History: Beads of Rose Quartz have been found in Mesopotamia that date back to 7000 BCE. Rose Quartz was used by the Assyrians as early as 800-600 BCE. In later times it was extremely popular with the Romans for making seals. These seals were used in clay or various dyes to show ownership or to identify authors.

Magick: One can't describe the attributes of this stone without using the adjective "gentle". Rose Quartz is the definitive stone for love and intimacy in all relationships. This stone is used to open one's heart and enhance generosity. It is love attracting and love enhancing. It promotes peace, happiness and fidelity in established relationships. It is *the* friendship stone. It soothes worry and anxiety with its gentling qualities. Heals emotional wounds. Comforts and heals the child within.

So why did I choose to write about Rose Quartz today? Because it is the stone I am most deeply fascinated by. I could own one meeelion pieces and still want the one that's over there. I have a large sphere with a natural star in it (very rare!) and every time I buy tumbled stones, one or two chunks find their way into my bag or tray.

But it's PINK! Argh! Why?? It's almost embarrassing how Rose Quartz sings to me, I can't help myself. I don't even *like* pink! I'm a redhead, I don't wear it, I *am* it! It's just...ooh, look at the subtle amber rose of this one...or how frosty this one is...see this inclusion here, it looks like a river...look at it under the light and you can see... *sigh*

It used to frustrate me that the stone I was most attracted to was so...sissy. There's others I love with more consciousness, like Rainbow Obsidian, Amber, Brecciated Jasper, Petrified Wood, I have reasons that I love them, and can tell them to you. Rose Quartz? You got me...

But then again, maybe it's not such a mystery. All of my life I have been told that I was a good friend. A best friend. A sister unlooked for. Generous to a fault. Trusting, loving, giving...kind and sweet, a living embodiment of the qualities of Rose Quartz.

When debating whether Rose Quartz is a Fire or a Water stone, Ardriana says:

The first level of Fire's passion is carnal, it's all blind head and thoughtless impulse. But that kind of passion burns hot and fizzles fast. That fleeting passion doesn't even come close to the white hot intensity of real love. A person may weep to hear that a good sex partner is no longer available, but the same person will jump in front of a train to save someone the love. The fire that will not die - that's passion! And that is how I love. That is why, Friendship, which is the core and true basis of all love, is my greatest passion.

I'd try to say this in my own words...but it's just a futile effort, hers are always better.
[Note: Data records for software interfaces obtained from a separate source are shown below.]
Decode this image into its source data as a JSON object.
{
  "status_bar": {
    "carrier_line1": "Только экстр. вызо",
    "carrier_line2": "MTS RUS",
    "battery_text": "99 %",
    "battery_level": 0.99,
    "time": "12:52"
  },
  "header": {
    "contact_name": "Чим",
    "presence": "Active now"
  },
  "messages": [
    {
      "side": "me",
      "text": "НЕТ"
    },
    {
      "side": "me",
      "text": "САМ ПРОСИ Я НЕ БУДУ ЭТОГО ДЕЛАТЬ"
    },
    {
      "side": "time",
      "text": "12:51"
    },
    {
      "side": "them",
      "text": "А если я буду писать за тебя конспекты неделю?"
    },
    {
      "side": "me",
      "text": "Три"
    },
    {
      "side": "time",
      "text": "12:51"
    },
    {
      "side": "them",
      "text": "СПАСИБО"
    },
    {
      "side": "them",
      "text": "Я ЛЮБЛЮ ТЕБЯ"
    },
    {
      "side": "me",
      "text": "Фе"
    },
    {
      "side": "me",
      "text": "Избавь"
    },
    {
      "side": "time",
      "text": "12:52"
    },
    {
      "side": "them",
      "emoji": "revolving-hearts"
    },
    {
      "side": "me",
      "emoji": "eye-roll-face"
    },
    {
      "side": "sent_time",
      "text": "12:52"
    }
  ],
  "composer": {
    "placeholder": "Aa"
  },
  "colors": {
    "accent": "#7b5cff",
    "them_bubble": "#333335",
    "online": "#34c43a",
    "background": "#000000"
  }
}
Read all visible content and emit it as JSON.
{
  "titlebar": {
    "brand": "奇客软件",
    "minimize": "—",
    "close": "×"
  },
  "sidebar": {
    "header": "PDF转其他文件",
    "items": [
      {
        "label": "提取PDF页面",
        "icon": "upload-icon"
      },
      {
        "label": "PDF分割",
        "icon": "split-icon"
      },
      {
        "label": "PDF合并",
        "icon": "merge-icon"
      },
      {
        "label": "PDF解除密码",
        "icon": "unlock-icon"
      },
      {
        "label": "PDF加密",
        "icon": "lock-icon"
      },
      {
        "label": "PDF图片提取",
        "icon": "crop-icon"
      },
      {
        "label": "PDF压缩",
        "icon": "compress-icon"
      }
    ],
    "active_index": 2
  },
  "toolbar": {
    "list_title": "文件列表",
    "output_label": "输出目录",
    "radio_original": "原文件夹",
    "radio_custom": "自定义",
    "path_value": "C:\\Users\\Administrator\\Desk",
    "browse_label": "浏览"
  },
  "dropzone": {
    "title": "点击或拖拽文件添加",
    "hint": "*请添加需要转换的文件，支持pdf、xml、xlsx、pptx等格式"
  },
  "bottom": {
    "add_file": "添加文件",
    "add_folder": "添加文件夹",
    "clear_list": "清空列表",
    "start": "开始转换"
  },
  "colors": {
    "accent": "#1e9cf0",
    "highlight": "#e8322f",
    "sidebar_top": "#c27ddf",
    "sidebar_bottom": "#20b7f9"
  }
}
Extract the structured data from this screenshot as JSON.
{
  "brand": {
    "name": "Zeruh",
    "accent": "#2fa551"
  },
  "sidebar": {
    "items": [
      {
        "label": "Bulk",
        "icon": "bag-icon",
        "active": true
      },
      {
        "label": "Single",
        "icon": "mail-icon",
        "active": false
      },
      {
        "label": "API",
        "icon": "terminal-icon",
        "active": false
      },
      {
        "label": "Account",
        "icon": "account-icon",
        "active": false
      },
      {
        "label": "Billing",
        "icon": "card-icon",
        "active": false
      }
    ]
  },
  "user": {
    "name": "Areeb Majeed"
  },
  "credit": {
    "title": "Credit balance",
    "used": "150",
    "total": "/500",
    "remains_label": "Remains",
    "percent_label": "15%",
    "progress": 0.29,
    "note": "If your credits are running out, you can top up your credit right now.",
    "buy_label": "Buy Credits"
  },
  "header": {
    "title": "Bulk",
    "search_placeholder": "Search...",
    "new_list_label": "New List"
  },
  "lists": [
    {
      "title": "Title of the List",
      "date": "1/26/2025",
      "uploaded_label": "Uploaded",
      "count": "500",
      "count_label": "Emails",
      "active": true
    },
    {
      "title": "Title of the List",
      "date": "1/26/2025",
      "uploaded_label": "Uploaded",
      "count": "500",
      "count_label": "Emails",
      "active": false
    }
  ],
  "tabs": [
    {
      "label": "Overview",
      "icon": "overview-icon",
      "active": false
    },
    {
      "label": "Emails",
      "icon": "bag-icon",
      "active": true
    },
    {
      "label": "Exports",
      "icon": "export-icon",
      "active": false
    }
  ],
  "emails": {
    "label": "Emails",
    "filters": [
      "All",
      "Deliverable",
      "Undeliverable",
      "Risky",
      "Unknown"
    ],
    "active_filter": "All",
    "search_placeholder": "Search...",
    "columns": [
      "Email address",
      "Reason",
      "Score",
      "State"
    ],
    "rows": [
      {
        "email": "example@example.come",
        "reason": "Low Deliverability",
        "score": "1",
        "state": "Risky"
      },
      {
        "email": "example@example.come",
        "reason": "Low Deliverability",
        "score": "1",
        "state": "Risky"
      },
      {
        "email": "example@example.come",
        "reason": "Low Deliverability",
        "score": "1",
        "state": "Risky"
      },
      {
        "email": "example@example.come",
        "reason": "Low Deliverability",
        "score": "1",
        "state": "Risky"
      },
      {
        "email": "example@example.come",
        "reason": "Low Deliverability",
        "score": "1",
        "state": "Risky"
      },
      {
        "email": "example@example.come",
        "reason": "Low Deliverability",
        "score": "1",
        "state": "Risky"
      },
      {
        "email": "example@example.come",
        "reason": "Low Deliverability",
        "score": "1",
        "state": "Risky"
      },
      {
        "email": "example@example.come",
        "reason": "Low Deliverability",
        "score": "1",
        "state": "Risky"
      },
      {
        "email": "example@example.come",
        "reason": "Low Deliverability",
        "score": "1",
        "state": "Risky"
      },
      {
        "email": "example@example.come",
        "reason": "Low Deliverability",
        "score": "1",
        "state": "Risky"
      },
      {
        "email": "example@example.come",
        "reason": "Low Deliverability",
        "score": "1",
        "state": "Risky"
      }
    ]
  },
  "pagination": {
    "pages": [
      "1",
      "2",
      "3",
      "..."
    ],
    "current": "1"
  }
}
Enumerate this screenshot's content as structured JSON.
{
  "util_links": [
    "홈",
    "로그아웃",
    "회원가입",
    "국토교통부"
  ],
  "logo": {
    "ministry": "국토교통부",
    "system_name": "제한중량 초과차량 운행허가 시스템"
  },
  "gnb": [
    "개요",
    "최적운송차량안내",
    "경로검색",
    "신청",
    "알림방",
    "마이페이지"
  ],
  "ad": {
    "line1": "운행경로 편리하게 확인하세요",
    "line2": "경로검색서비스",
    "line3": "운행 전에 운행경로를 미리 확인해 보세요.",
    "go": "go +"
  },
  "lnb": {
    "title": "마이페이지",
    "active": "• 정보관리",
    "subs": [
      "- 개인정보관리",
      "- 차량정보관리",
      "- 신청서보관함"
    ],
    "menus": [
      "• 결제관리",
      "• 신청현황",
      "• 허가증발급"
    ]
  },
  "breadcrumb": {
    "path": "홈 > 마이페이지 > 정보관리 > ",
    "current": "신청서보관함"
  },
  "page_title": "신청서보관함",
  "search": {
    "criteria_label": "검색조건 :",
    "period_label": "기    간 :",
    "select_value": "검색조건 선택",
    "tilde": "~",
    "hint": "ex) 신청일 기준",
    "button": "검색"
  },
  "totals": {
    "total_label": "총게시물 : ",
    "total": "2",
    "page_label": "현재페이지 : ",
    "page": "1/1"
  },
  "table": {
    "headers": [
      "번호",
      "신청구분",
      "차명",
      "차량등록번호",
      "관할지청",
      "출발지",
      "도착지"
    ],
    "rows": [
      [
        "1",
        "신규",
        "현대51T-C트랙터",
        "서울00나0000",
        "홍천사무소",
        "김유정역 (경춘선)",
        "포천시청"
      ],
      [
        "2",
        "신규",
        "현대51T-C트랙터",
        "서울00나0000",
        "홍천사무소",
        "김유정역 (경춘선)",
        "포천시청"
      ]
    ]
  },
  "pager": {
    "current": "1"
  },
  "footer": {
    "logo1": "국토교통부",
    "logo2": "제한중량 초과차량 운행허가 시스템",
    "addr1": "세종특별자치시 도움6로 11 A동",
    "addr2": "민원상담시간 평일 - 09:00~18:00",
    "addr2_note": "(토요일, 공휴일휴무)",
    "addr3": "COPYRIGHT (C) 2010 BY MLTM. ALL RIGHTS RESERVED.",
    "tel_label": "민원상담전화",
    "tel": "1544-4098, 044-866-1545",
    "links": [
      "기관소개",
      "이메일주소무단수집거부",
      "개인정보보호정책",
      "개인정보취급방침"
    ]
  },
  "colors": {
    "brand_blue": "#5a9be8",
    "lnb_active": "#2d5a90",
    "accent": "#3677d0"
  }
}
But it's true, the fierceness I feel about the people I love doesn't diminish with time or distance or silence. It remains the same today as it was yesterday, a month ago, a year, ten years...it'll be the same tomorrow. I don't know how to not to.

In my jewelry, I have a friendship piece. It's subtle, eloquent, just Rose Quartz with Crystal or Smokey Quartz for accent.

Wear to attract friends or give to someone you already love.

I also use it in my Desire design. The Rose Quartz offers something more than that fiery burst of passion that dissipates. No other stone I know has such a definite use magickally. There's really no argument, no other interpretation, only shades of the same intention.

I love this stone irrationally. I have *way* more pieces than any one person could ever want or need, and I will end up buying more...it'll just happen whether I want to or not. It is the stone that defines me, represents me, embarrassing or not. ;)

Blessings to each and every one of you, may all your days be full of Love, Light and Laughter!

Breithl√° Sona! (Happy Birthday!)
Bhen Rudha